sayattheexplorer:

Olympia is an iconic joint for Mumbaikar. At breakfast they serve the famous keema, a minced mutton fry with vatana or green peas and masala that is spiked with green chilis and whole spices. It’s served with white bread usually. 
I like mine on a two egg omellete with chapati. It was my favorite breakfast during my tandoor days in Mumbai. Also, if you get lucky, you’ll coincide with buffalo milk chai. They don’t have this all the time but when they do, it’s a delight.
Olympia, Colaba, Mumbai

Ok, I love going to culinary school, cooking on weekends at an excellent restaurant and working for the CIA’s test kitchen but I cannot wait to travel again. Some plans are forming in my head… I clove developing new habits that were completely foreign before exposing myself to them! I miss Olympia, I miss chai. High-res

Sayat Explores FoodReblogged from Sayat Explores Food

sayattheexplorer:

Olympia is an iconic joint for Mumbaikar. At breakfast they serve the famous keema, a minced mutton fry with vatana or green peas and masala that is spiked with green chilis and whole spices. It’s served with white bread usually. 

I like mine on a two egg omellete with chapati. It was my favorite breakfast during my tandoor days in Mumbai.

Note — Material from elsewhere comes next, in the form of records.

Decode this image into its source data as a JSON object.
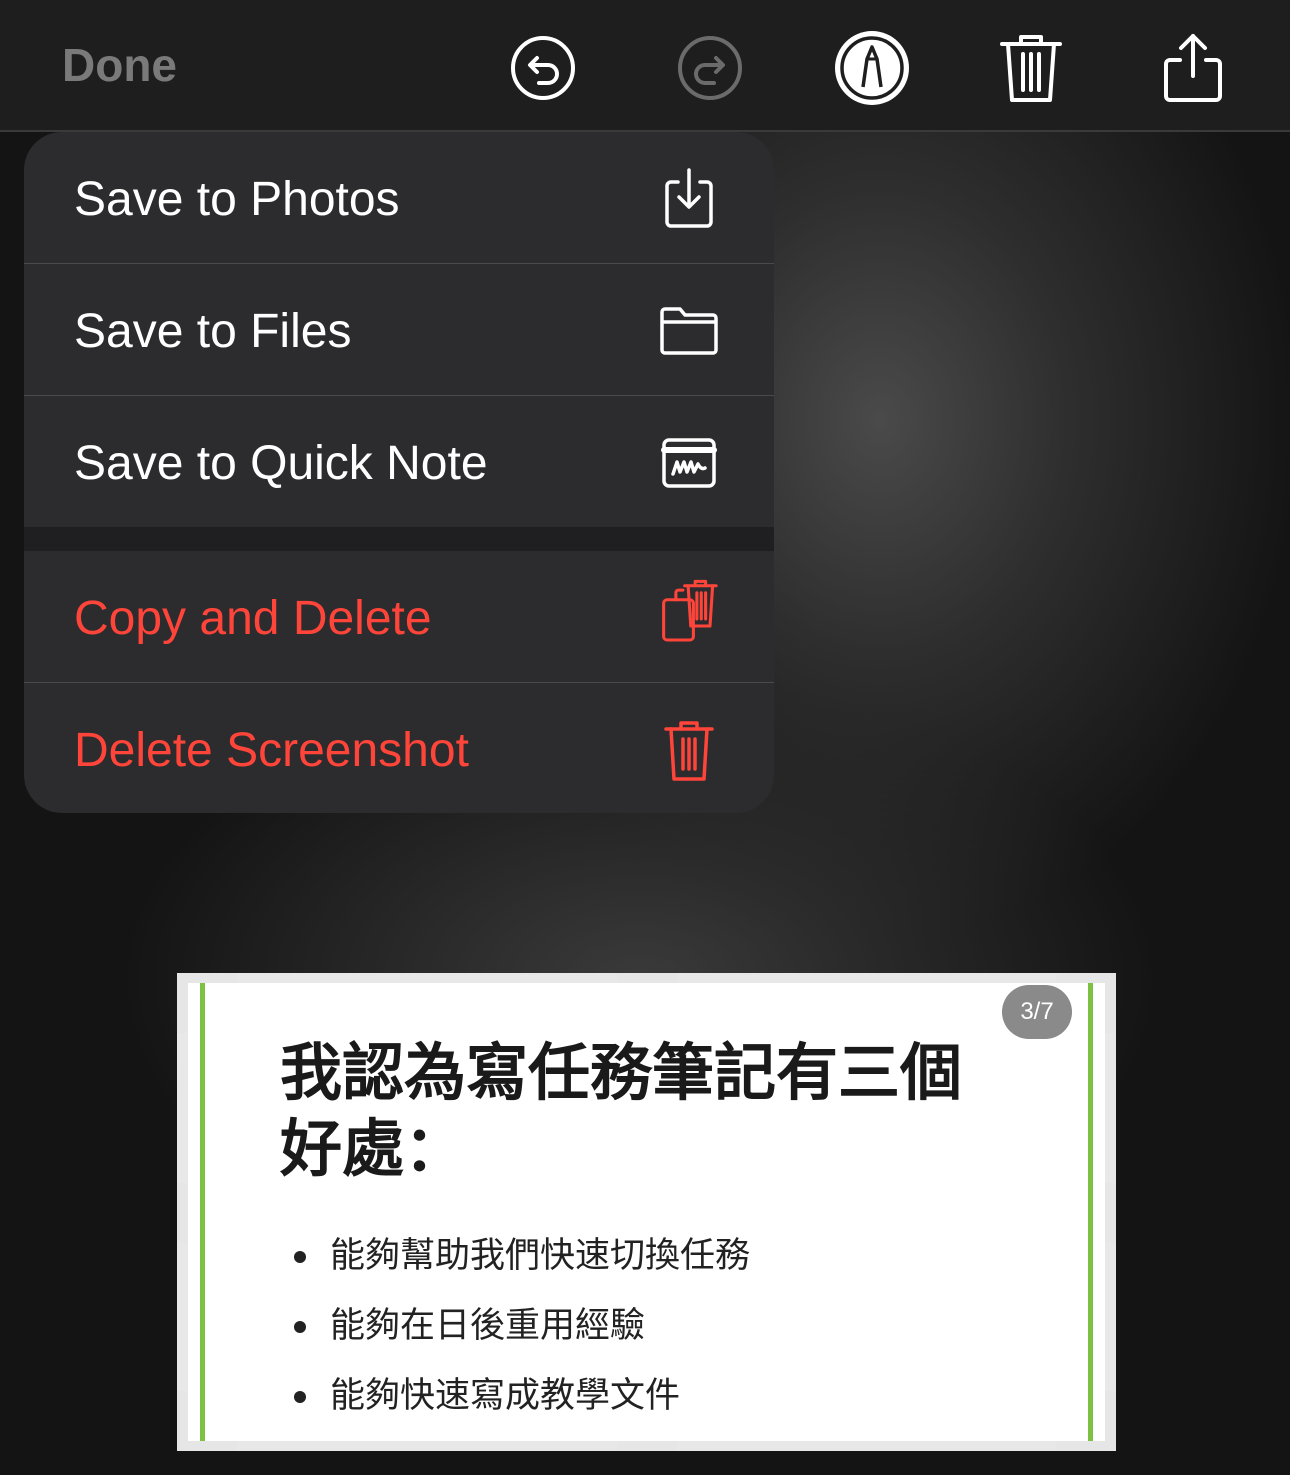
{
  "toolbar": {
    "done_label": "Done",
    "icons": [
      "undo-icon",
      "redo-icon",
      "markup-pen-icon",
      "trash-icon",
      "share-icon"
    ]
  },
  "menu": {
    "items": [
      {
        "label": "Save to Photos",
        "icon": "save-to-photos-icon",
        "destructive": false
      },
      {
        "label": "Save to Files",
        "icon": "folder-icon",
        "destructive": false
      },
      {
        "label": "Save to Quick Note",
        "icon": "quick-note-icon",
        "destructive": false
      },
      {
        "label": "Copy and Delete",
        "icon": "copy-and-delete-icon",
        "destructive": true
      },
      {
        "label": "Delete Screenshot",
        "icon": "trash-icon",
        "destructive": true
      }
    ]
  },
  "thumbnail": {
    "page_badge": "3/7",
    "title": "我認為寫任務筆記有三個好處：",
    "bullets": [
      "能夠幫助我們快速切換任務",
      "能夠在日後重用經驗",
      "能夠快速寫成教學文件"
    ]
  },
  "colors": {
    "destructive": "#ff453a",
    "menu_background": "#2c2c2e",
    "accent_line": "#7cc142"
  }
}
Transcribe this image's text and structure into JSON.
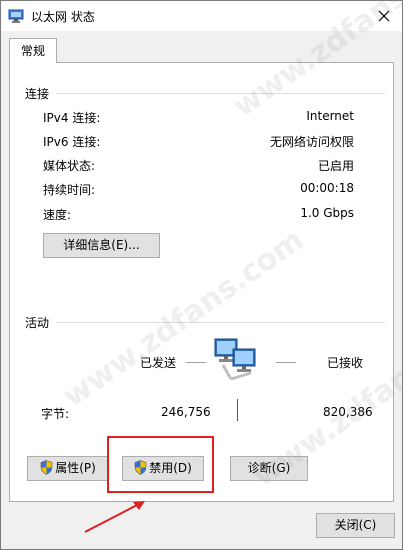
{
  "window": {
    "title": "以太网 状态",
    "close_glyph": "✕"
  },
  "tabs": [
    {
      "label": "常规"
    }
  ],
  "connection": {
    "heading": "连接",
    "rows": [
      {
        "label": "IPv4 连接:",
        "value": "Internet"
      },
      {
        "label": "IPv6 连接:",
        "value": "无网络访问权限"
      },
      {
        "label": "媒体状态:",
        "value": "已启用"
      },
      {
        "label": "持续时间:",
        "value": "00:00:18"
      },
      {
        "label": "速度:",
        "value": "1.0 Gbps"
      }
    ],
    "details_button": "详细信息(E)..."
  },
  "activity": {
    "heading": "活动",
    "sent_label": "已发送",
    "received_label": "已接收",
    "bytes_label": "字节:",
    "bytes_sent": "246,756",
    "bytes_received": "820,386"
  },
  "actions": {
    "properties_button": "属性(P)",
    "disable_button": "禁用(D)",
    "diagnose_button": "诊断(G)"
  },
  "footer": {
    "close_button": "关闭(C)"
  },
  "annotation": {
    "highlight_color": "#e02020"
  },
  "watermark": {
    "text": "www.zdfans.com"
  }
}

Also, if you get lucky, you’ll coincide with buffalo milk chai. They don’t have this all the time but when they do, it’s a delight.

Olympia, Colaba, Mumbai

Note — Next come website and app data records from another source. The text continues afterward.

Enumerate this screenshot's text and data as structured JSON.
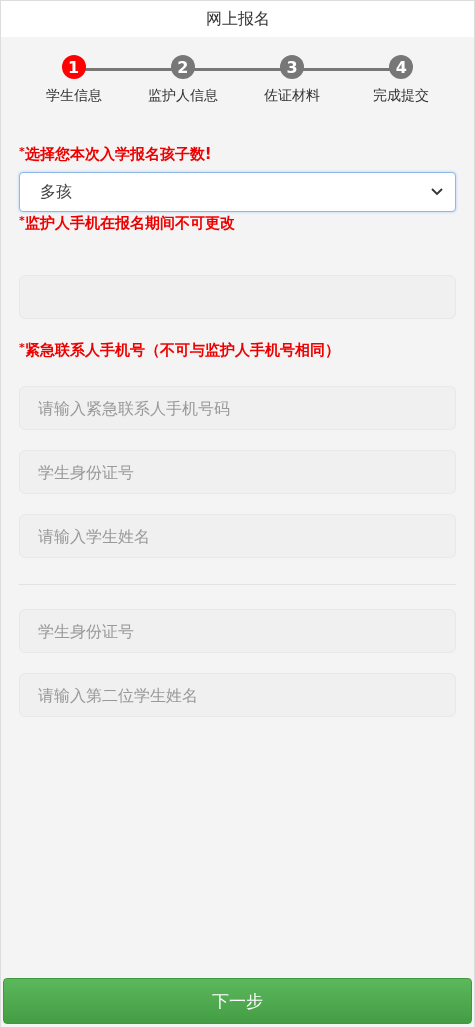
{
  "header": {
    "title": "网上报名"
  },
  "steps": [
    {
      "number": "1",
      "label": "学生信息",
      "selected": true
    },
    {
      "number": "2",
      "label": "监护人信息",
      "selected": false
    },
    {
      "number": "3",
      "label": "佐证材料",
      "selected": false
    },
    {
      "number": "4",
      "label": "完成提交",
      "selected": false
    }
  ],
  "child_count": {
    "mark": "*",
    "label": "选择您本次入学报名孩子数!",
    "value": "多孩"
  },
  "guardian_phone": {
    "mark": "*",
    "label": "监护人手机在报名期间不可更改"
  },
  "emergency_phone": {
    "mark": "*",
    "label": "紧急联系人手机号（不可与监护人手机号相同）",
    "placeholder": "请输入紧急联系人手机号码"
  },
  "students": [
    {
      "fields": [
        {
          "placeholder": "学生身份证号"
        },
        {
          "placeholder": "请输入学生姓名"
        }
      ]
    },
    {
      "fields": [
        {
          "placeholder": "学生身份证号"
        },
        {
          "placeholder": "请输入第二位学生姓名"
        }
      ]
    }
  ],
  "next_button": {
    "label": "下一步"
  }
}
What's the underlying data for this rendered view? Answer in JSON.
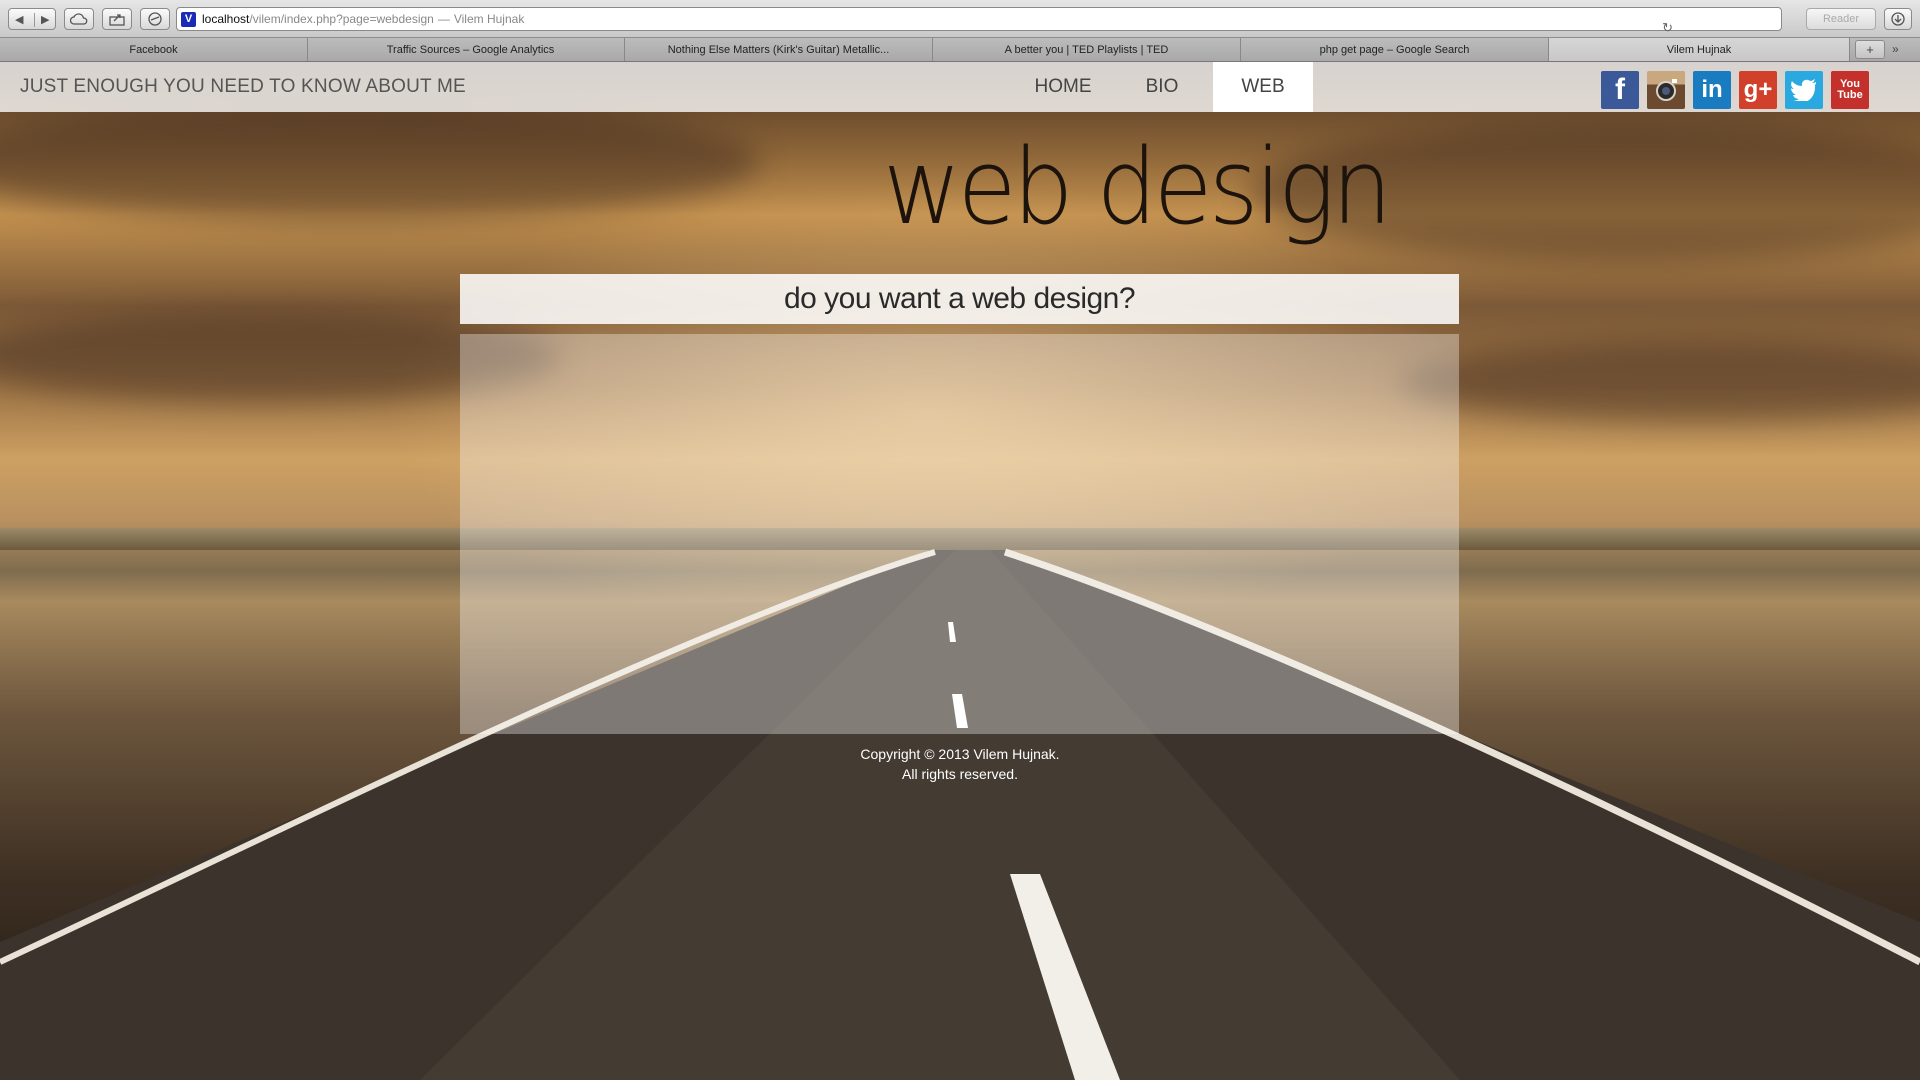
{
  "browser": {
    "url_host": "localhost",
    "url_path": "/vilem/index.php?page=webdesign",
    "url_separator": "—",
    "page_title": "Vilem Hujnak",
    "favicon_letter": "V",
    "reader_label": "Reader",
    "tabs": [
      {
        "label": "Facebook"
      },
      {
        "label": "Traffic Sources – Google Analytics"
      },
      {
        "label": "Nothing Else Matters (Kirk's Guitar) Metallic..."
      },
      {
        "label": "A better you | TED Playlists | TED"
      },
      {
        "label": "php get page – Google Search"
      },
      {
        "label": "Vilem Hujnak"
      }
    ],
    "tab_add_label": "+",
    "tab_overflow_label": "»"
  },
  "site": {
    "tagline": "JUST ENOUGH YOU NEED TO KNOW ABOUT ME",
    "nav": [
      {
        "label": "HOME"
      },
      {
        "label": "BIO"
      },
      {
        "label": "WEB",
        "active": true
      }
    ],
    "social": [
      {
        "name": "facebook-icon",
        "glyph": "f",
        "color": "#3b5998"
      },
      {
        "name": "instagram-icon",
        "glyph": "",
        "color": "#6b4a2f"
      },
      {
        "name": "linkedin-icon",
        "glyph": "in",
        "color": "#1a7cc0"
      },
      {
        "name": "google-plus-icon",
        "glyph": "g+",
        "color": "#d0402a"
      },
      {
        "name": "twitter-icon",
        "glyph": "",
        "color": "#2aa9e0"
      },
      {
        "name": "youtube-icon",
        "glyph_top": "You",
        "glyph_bottom": "Tube",
        "color": "#c4302b"
      }
    ],
    "hero_title": "web design",
    "subheading": "do you want a web design?",
    "footer_line1": "Copyright © 2013 Vilem Hujnak.",
    "footer_line2": "All rights reserved."
  }
}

Ok, I love going to culinary school, cooking on weekends at an excellent restaurant and working for the CIA’s test kitchen but I cannot wait to travel again. Some plans are forming in my head… I clove developing new habits that were completely foreign before exposing myself to them! I miss Olympia, I miss chai.

Bangkok, this is no goodbye!

Having been on the move for most of the last 10 years, I always found myself in situations where I had to move on before my feelings for someone were ready to do so. I’ve often revisited relationships on a continuum. I recognize that this can be emotionally taxing sometimes and that it always requires what I call ‘emotional flexibility’.

After a couple cups of chai at the Chennai Airport with fellow travelers, I Armenianed (i.e. ‘Jewed’) down the price of the tuk tuk to the bus terminal. Of course, he took me to a spot a mile away on the same route as the buses to Pondicherry. All the while, I was negotiating the price for a 6 mile distance. After drinking a couple more chais with the tuk tuk driver’s son and friend, I finally got on the bus with the bright moon.

The ECR (East Coast Road) is beautiful — Pondicherry is a straight shot from Chennai, no windy roads. Unlike the mountainous Mumbai - Goa route. 

Everyone was asleep and the windows were open when I got on the bus. The ocean shimmering between the trees, the strong wind, and the moonlight, made me feel as though I was on a late night boat in Istanbul, a sensation that I often try to rejoice whereever I can. That’s why late night commutes in Mumbai from the restaurant were no bother! 

As I was going through all this in my head, I realized my relationship with Bangkok was such a love affair, one that will continue when paths cross again. Great preperations, unique flavors, fresh and fermened ingredients, and people passionate about food… Yes, Bangkok, this is no goodbye. 

Here is my reading list for the next month of travel!

Thanks to e-books and audioboos — traveling and reading is so easy! I cannot wait for the reading and adventures to begin!

  • Escoffier’s Ma Cuisine (I think this one will be more along the lines of figuring out the general content of the 900 page book)
  • Jack McInerney’s most recent book on wine: The Juice: Vinious Veritas
  • Curry: A Tale of Cooks and Conquerors (almost done)
  • A couple Indian cookbooks
  • How I learned to Cook: Culinary Educations from the World’s Greatest Chefs
  • 2nd time Harold McGee’s On Food and Cooking
  • Heston Blumenthal’s Biography
  • Au Revoir to All That: Food, Wine and the End of France